▸ Records for the task
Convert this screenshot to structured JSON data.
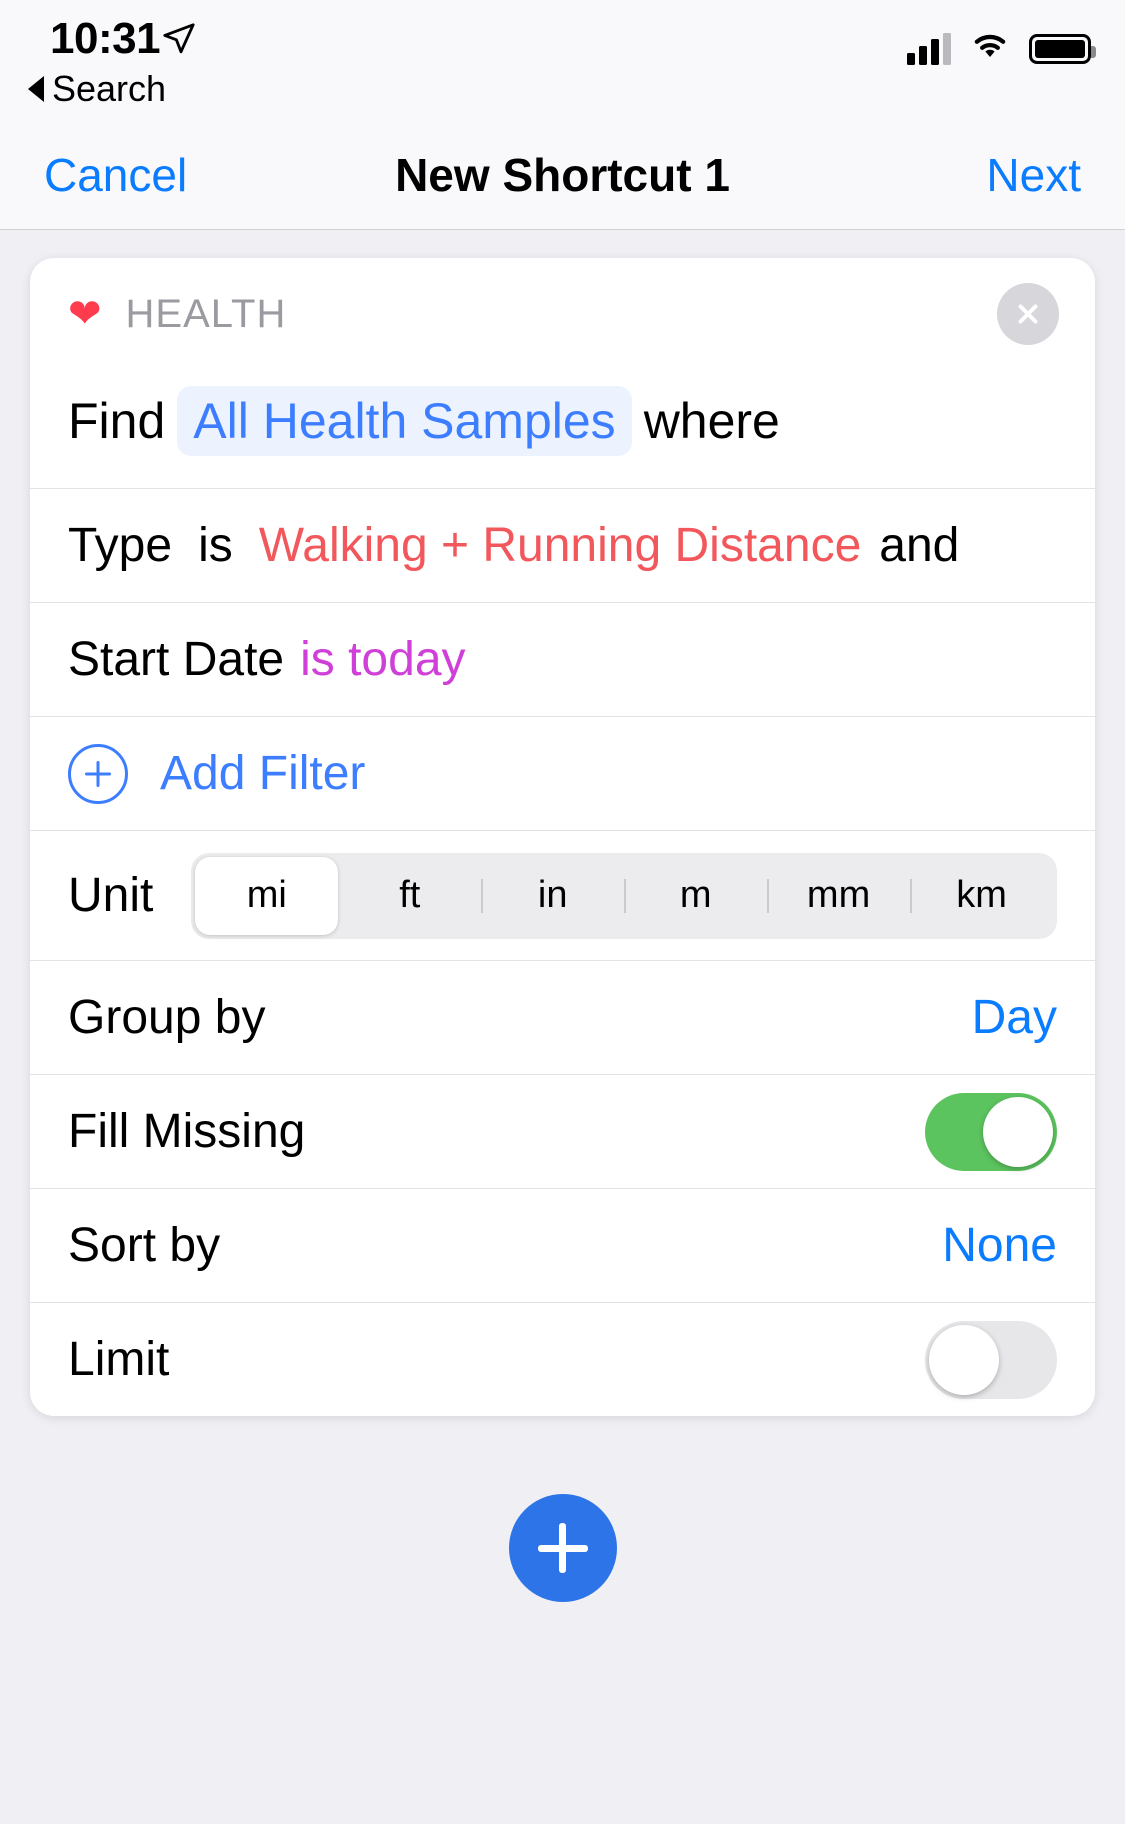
{
  "status_bar": {
    "time": "10:31",
    "location_icon": "location-arrow-icon",
    "back_label": "Search",
    "signal_icon": "cellular-signal-icon",
    "wifi_icon": "wifi-icon",
    "battery_icon": "battery-full-icon"
  },
  "nav": {
    "cancel_label": "Cancel",
    "title": "New Shortcut 1",
    "next_label": "Next"
  },
  "action_card": {
    "app_icon": "heart-icon",
    "app_name": "HEALTH",
    "close_icon": "close-icon",
    "find_row": {
      "prefix": "Find",
      "value": "All Health Samples",
      "suffix": "where"
    },
    "filters": [
      {
        "label": "Type",
        "operator": "is",
        "value": "Walking + Running Distance",
        "conjunction": "and",
        "value_color": "#F2575C"
      },
      {
        "label": "Start Date",
        "operator": "",
        "value": "is today",
        "conjunction": "",
        "value_color": "#D040D9"
      }
    ],
    "add_filter": {
      "icon": "plus-circle-icon",
      "label": "Add Filter"
    },
    "unit": {
      "label": "Unit",
      "options": [
        "mi",
        "ft",
        "in",
        "m",
        "mm",
        "km"
      ],
      "selected": "mi"
    },
    "group_by": {
      "label": "Group by",
      "value": "Day"
    },
    "fill_missing": {
      "label": "Fill Missing",
      "enabled": true,
      "on_color": "#5CC45F"
    },
    "sort_by": {
      "label": "Sort by",
      "value": "None"
    },
    "limit": {
      "label": "Limit",
      "enabled": false
    }
  },
  "add_action_button": {
    "icon": "plus-icon",
    "color": "#2C74E8"
  }
}
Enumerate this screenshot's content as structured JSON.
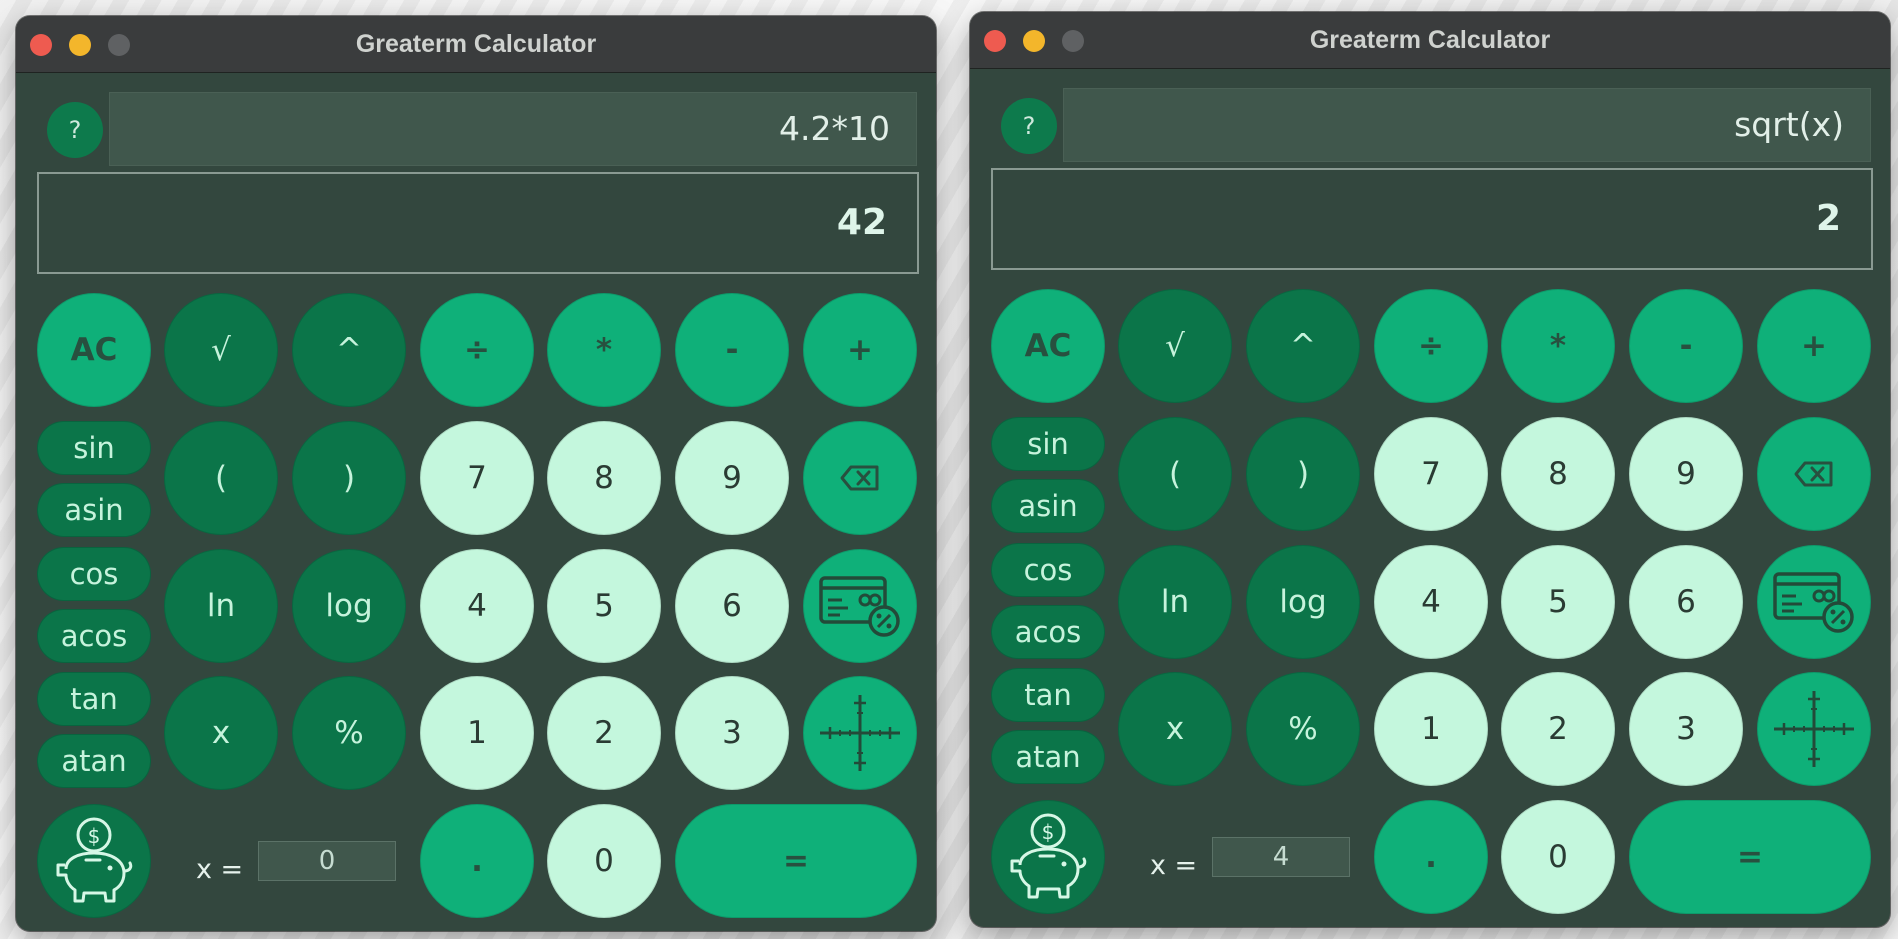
{
  "windows": [
    {
      "title": "Greaterm Calculator",
      "help_label": "?",
      "expression": "4.2*10",
      "result": "42",
      "x_label": "x =",
      "x_value": "0"
    },
    {
      "title": "Greaterm Calculator",
      "help_label": "?",
      "expression": "sqrt(x)",
      "result": "2",
      "x_label": "x =",
      "x_value": "4"
    }
  ],
  "keys": {
    "ac": "AC",
    "sqrt": "√",
    "pow": "^",
    "div": "÷",
    "mul": "*",
    "sub": "-",
    "add": "+",
    "lparen": "(",
    "rparen": ")",
    "seven": "7",
    "eight": "8",
    "nine": "9",
    "ln": "ln",
    "log": "log",
    "four": "4",
    "five": "5",
    "six": "6",
    "var_x": "x",
    "percent": "%",
    "one": "1",
    "two": "2",
    "three": "3",
    "dot": ".",
    "zero": "0",
    "equals": "="
  },
  "trig": [
    "sin",
    "asin",
    "cos",
    "acos",
    "tan",
    "atan"
  ],
  "icons": {
    "backspace": "backspace-icon",
    "finance": "card-percent-icon",
    "graph": "axes-icon",
    "savings": "piggy-bank-icon"
  },
  "colors": {
    "window_bg": "#33473e",
    "light_key": "#c4f7dd",
    "mid_key": "#0fb079",
    "dark_key": "#0b7549"
  }
}
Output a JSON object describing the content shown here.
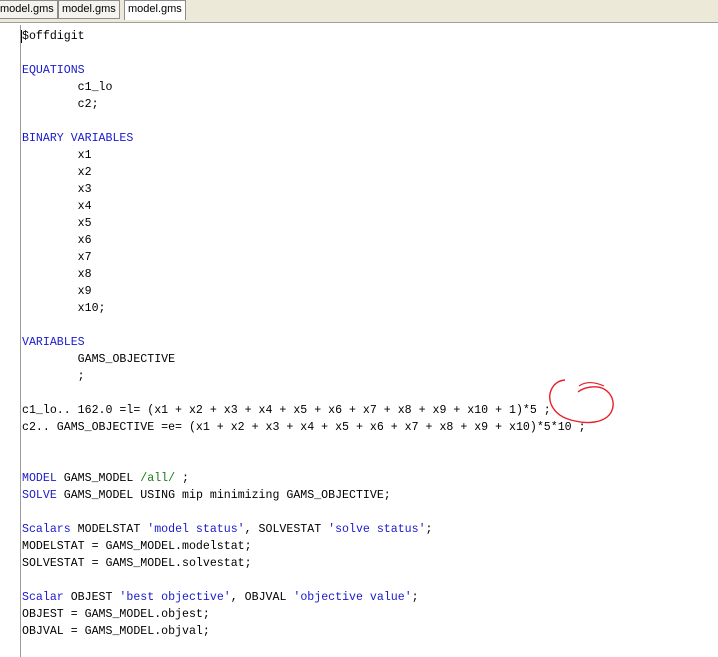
{
  "tabs": [
    {
      "label": "model.gms",
      "active": false
    },
    {
      "label": "model.gms",
      "active": false
    },
    {
      "label": "model.gms",
      "active": true
    }
  ],
  "code": {
    "lines": [
      "$offdigit",
      "",
      "EQUATIONS",
      "        c1_lo",
      "        c2;",
      "",
      "BINARY VARIABLES",
      "        x1",
      "        x2",
      "        x3",
      "        x4",
      "        x5",
      "        x6",
      "        x7",
      "        x8",
      "        x9",
      "        x10;",
      "",
      "VARIABLES",
      "        GAMS_OBJECTIVE",
      "        ;",
      "",
      "c1_lo.. 162.0 =l= (x1 + x2 + x3 + x4 + x5 + x6 + x7 + x8 + x9 + x10 + 1)*5 ;",
      "c2.. GAMS_OBJECTIVE =e= (x1 + x2 + x3 + x4 + x5 + x6 + x7 + x8 + x9 + x10)*5*10 ;",
      "",
      "",
      "MODEL GAMS_MODEL /all/ ;",
      "SOLVE GAMS_MODEL USING mip minimizing GAMS_OBJECTIVE;",
      "",
      "Scalars MODELSTAT 'model status', SOLVESTAT 'solve status';",
      "MODELSTAT = GAMS_MODEL.modelstat;",
      "SOLVESTAT = GAMS_MODEL.solvestat;",
      "",
      "Scalar OBJEST 'best objective', OBJVAL 'objective value';",
      "OBJEST = GAMS_MODEL.objest;",
      "OBJVAL = GAMS_MODEL.objval;"
    ]
  },
  "colors": {
    "keyword": "#1a1acd",
    "string": "#1a1acd",
    "set_slash": "#1a7a1a",
    "annotation": "#e8202a"
  }
}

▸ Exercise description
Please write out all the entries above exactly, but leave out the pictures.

▸ Result below
Convert this screenshot to structured JSON data.
{
  "status_bar": {
    "time": "10:31",
    "location_icon": "location-arrow-icon",
    "back_label": "Search",
    "signal_icon": "cellular-signal-icon",
    "wifi_icon": "wifi-icon",
    "battery_icon": "battery-full-icon"
  },
  "nav": {
    "cancel_label": "Cancel",
    "title": "New Shortcut 1",
    "next_label": "Next"
  },
  "action_card": {
    "app_icon": "heart-icon",
    "app_name": "HEALTH",
    "close_icon": "close-icon",
    "find_row": {
      "prefix": "Find",
      "value": "All Health Samples",
      "suffix": "where"
    },
    "filters": [
      {
        "label": "Type",
        "operator": "is",
        "value": "Walking + Running Distance",
        "conjunction": "and",
        "value_color": "#F2575C"
      },
      {
        "label": "Start Date",
        "operator": "",
        "value": "is today",
        "conjunction": "",
        "value_color": "#D040D9"
      }
    ],
    "add_filter": {
      "icon": "plus-circle-icon",
      "label": "Add Filter"
    },
    "unit": {
      "label": "Unit",
      "options": [
        "mi",
        "ft",
        "in",
        "m",
        "mm",
        "km"
      ],
      "selected": "mi"
    },
    "group_by": {
      "label": "Group by",
      "value": "Day"
    },
    "fill_missing": {
      "label": "Fill Missing",
      "enabled": true,
      "on_color": "#5CC45F"
    },
    "sort_by": {
      "label": "Sort by",
      "value": "None"
    },
    "limit": {
      "label": "Limit",
      "enabled": false
    }
  },
  "add_action_button": {
    "icon": "plus-icon",
    "color": "#2C74E8"
  }
}
Enumerate this screenshot's content as structured JSON.
{
  "windows": [
    {
      "title": "Greaterm Calculator",
      "help_label": "?",
      "expression": "4.2*10",
      "result": "42",
      "x_label": "x =",
      "x_value": "0"
    },
    {
      "title": "Greaterm Calculator",
      "help_label": "?",
      "expression": "sqrt(x)",
      "result": "2",
      "x_label": "x =",
      "x_value": "4"
    }
  ],
  "keys": {
    "ac": "AC",
    "sqrt": "√",
    "pow": "^",
    "div": "÷",
    "mul": "*",
    "sub": "-",
    "add": "+",
    "lparen": "(",
    "rparen": ")",
    "seven": "7",
    "eight": "8",
    "nine": "9",
    "ln": "ln",
    "log": "log",
    "four": "4",
    "five": "5",
    "six": "6",
    "var_x": "x",
    "percent": "%",
    "one": "1",
    "two": "2",
    "three": "3",
    "dot": ".",
    "zero": "0",
    "equals": "="
  },
  "trig": [
    "sin",
    "asin",
    "cos",
    "acos",
    "tan",
    "atan"
  ],
  "icons": {
    "backspace": "backspace-icon",
    "finance": "card-percent-icon",
    "graph": "axes-icon",
    "savings": "piggy-bank-icon"
  },
  "colors": {
    "window_bg": "#33473e",
    "light_key": "#c4f7dd",
    "mid_key": "#0fb079",
    "dark_key": "#0b7549"
  }
}
Output a JSON object describing the content shown here.
{
  "tabs": [
    {
      "label": "model.gms",
      "active": false
    },
    {
      "label": "model.gms",
      "active": false
    },
    {
      "label": "model.gms",
      "active": true
    }
  ],
  "code": {
    "lines": [
      "$offdigit",
      "",
      "EQUATIONS",
      "        c1_lo",
      "        c2;",
      "",
      "BINARY VARIABLES",
      "        x1",
      "        x2",
      "        x3",
      "        x4",
      "        x5",
      "        x6",
      "        x7",
      "        x8",
      "        x9",
      "        x10;",
      "",
      "VARIABLES",
      "        GAMS_OBJECTIVE",
      "        ;",
      "",
      "c1_lo.. 162.0 =l= (x1 + x2 + x3 + x4 + x5 + x6 + x7 + x8 + x9 + x10 + 1)*5 ;",
      "c2.. GAMS_OBJECTIVE =e= (x1 + x2 + x3 + x4 + x5 + x6 + x7 + x8 + x9 + x10)*5*10 ;",
      "",
      "",
      "MODEL GAMS_MODEL /all/ ;",
      "SOLVE GAMS_MODEL USING mip minimizing GAMS_OBJECTIVE;",
      "",
      "Scalars MODELSTAT 'model status', SOLVESTAT 'solve status';",
      "MODELSTAT = GAMS_MODEL.modelstat;",
      "SOLVESTAT = GAMS_MODEL.solvestat;",
      "",
      "Scalar OBJEST 'best objective', OBJVAL 'objective value';",
      "OBJEST = GAMS_MODEL.objest;",
      "OBJVAL = GAMS_MODEL.objval;"
    ]
  },
  "colors": {
    "keyword": "#1a1acd",
    "string": "#1a1acd",
    "set_slash": "#1a7a1a",
    "annotation": "#e8202a"
  }
}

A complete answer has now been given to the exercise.